**PROBLEM DETAILS**
Counting task for the entries below: give the number of lines that contain the word "What", with no other text.
LISTED ENTRIES Block Start
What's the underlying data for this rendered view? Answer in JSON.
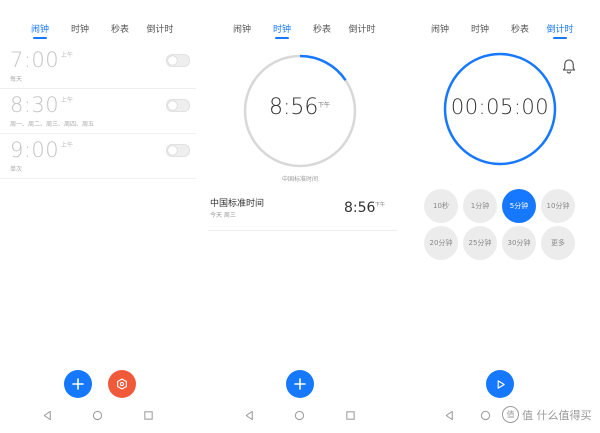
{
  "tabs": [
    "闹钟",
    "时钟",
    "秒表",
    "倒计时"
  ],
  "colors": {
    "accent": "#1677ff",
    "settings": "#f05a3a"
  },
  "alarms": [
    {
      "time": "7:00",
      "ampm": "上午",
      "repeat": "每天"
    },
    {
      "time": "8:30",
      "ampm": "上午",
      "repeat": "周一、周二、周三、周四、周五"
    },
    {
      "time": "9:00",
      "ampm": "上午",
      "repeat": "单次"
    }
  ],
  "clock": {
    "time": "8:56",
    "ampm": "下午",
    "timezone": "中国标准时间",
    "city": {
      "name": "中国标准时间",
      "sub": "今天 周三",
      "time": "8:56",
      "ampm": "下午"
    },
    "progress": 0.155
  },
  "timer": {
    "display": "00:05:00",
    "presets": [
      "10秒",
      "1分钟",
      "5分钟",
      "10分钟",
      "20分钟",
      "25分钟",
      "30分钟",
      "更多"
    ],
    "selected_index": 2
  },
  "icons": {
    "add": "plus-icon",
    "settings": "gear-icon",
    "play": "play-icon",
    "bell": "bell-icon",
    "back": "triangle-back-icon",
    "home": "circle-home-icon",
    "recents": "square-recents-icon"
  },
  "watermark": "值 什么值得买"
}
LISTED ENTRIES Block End
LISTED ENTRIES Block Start
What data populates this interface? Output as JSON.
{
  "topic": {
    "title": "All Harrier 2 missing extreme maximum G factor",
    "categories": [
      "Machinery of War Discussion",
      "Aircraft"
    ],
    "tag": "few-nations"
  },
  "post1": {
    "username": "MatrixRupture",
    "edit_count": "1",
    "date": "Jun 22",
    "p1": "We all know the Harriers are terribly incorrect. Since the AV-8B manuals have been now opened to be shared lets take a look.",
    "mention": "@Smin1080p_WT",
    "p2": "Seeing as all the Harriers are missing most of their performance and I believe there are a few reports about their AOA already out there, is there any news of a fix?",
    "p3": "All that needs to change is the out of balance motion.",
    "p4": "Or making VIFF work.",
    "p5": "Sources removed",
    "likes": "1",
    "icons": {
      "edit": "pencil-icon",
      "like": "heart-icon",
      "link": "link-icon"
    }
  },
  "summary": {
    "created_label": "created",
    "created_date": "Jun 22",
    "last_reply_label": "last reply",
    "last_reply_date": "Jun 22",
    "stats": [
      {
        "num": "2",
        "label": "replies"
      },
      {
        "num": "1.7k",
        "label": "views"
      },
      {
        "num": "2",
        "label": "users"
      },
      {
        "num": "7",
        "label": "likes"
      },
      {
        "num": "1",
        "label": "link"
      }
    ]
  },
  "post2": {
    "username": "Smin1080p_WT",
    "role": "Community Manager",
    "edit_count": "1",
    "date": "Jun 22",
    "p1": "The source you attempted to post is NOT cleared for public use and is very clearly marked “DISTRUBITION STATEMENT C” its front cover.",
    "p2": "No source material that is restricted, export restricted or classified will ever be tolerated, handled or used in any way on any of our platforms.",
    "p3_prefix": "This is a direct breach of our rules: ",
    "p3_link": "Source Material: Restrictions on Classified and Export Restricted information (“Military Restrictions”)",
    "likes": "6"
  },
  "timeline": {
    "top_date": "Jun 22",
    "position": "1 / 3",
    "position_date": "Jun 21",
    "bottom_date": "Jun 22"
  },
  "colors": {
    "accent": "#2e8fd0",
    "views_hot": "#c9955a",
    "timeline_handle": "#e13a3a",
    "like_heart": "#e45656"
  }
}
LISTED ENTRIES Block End
**RESULT OF THIS TASK**
2